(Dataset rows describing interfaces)
- - - - - - -
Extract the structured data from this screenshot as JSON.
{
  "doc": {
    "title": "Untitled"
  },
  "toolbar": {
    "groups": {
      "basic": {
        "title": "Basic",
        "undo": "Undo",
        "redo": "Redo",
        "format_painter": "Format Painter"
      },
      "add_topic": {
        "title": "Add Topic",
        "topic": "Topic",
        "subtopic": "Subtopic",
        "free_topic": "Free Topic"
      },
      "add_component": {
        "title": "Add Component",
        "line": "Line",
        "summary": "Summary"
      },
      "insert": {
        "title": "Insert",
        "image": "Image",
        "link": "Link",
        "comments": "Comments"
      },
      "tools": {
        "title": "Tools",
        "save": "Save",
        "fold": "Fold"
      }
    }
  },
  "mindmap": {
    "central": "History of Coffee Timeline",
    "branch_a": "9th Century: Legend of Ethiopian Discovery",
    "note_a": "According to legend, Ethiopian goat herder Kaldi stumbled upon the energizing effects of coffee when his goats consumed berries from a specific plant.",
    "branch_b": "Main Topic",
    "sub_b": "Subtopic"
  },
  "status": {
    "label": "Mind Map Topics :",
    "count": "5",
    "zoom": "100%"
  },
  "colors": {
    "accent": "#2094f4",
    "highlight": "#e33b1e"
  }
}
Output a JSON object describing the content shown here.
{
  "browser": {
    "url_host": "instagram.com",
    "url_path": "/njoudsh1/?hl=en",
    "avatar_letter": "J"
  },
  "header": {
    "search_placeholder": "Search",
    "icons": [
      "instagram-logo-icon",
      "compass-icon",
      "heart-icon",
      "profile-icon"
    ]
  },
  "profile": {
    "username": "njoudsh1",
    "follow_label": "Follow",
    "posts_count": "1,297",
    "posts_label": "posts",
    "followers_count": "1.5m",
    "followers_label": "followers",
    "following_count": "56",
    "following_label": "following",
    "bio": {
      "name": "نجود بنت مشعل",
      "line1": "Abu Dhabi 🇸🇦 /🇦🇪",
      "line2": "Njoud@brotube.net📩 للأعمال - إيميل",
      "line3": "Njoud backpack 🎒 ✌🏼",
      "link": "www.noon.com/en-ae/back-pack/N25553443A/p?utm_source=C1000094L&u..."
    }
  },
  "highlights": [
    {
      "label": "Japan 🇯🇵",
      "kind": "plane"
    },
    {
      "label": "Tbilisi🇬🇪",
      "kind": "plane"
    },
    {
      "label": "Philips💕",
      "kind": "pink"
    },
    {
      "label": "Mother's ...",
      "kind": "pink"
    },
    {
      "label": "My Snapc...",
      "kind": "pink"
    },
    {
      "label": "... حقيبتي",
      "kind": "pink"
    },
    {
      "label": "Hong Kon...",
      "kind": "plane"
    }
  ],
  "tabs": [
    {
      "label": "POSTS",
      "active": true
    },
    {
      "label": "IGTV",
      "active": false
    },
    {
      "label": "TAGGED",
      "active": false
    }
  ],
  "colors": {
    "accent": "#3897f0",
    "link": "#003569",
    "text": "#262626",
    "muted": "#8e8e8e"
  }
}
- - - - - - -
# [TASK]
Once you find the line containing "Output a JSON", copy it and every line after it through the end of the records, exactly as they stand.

# [REPLY TO THE TASK]
Output a JSON object describing the content shown here.
{
  "browser": {
    "url_host": "instagram.com",
    "url_path": "/njoudsh1/?hl=en",
    "avatar_letter": "J"
  },
  "header": {
    "search_placeholder": "Search",
    "icons": [
      "instagram-logo-icon",
      "compass-icon",
      "heart-icon",
      "profile-icon"
    ]
  },
  "profile": {
    "username": "njoudsh1",
    "follow_label": "Follow",
    "posts_count": "1,297",
    "posts_label": "posts",
    "followers_count": "1.5m",
    "followers_label": "followers",
    "following_count": "56",
    "following_label": "following",
    "bio": {
      "name": "نجود بنت مشعل",
      "line1": "Abu Dhabi 🇸🇦 /🇦🇪",
      "line2": "Njoud@brotube.net📩 للأعمال - إيميل",
      "line3": "Njoud backpack 🎒 ✌🏼",
      "link": "www.noon.com/en-ae/back-pack/N25553443A/p?utm_source=C1000094L&u..."
    }
  },
  "highlights": [
    {
      "label": "Japan 🇯🇵",
      "kind": "plane"
    },
    {
      "label": "Tbilisi🇬🇪",
      "kind": "plane"
    },
    {
      "label": "Philips💕",
      "kind": "pink"
    },
    {
      "label": "Mother's ...",
      "kind": "pink"
    },
    {
      "label": "My Snapc...",
      "kind": "pink"
    },
    {
      "label": "... حقيبتي",
      "kind": "pink"
    },
    {
      "label": "Hong Kon...",
      "kind": "plane"
    }
  ],
  "tabs": [
    {
      "label": "POSTS",
      "active": true
    },
    {
      "label": "IGTV",
      "active": false
    },
    {
      "label": "TAGGED",
      "active": false
    }
  ],
  "colors": {
    "accent": "#3897f0",
    "link": "#003569",
    "text": "#262626",
    "muted": "#8e8e8e"
  }
}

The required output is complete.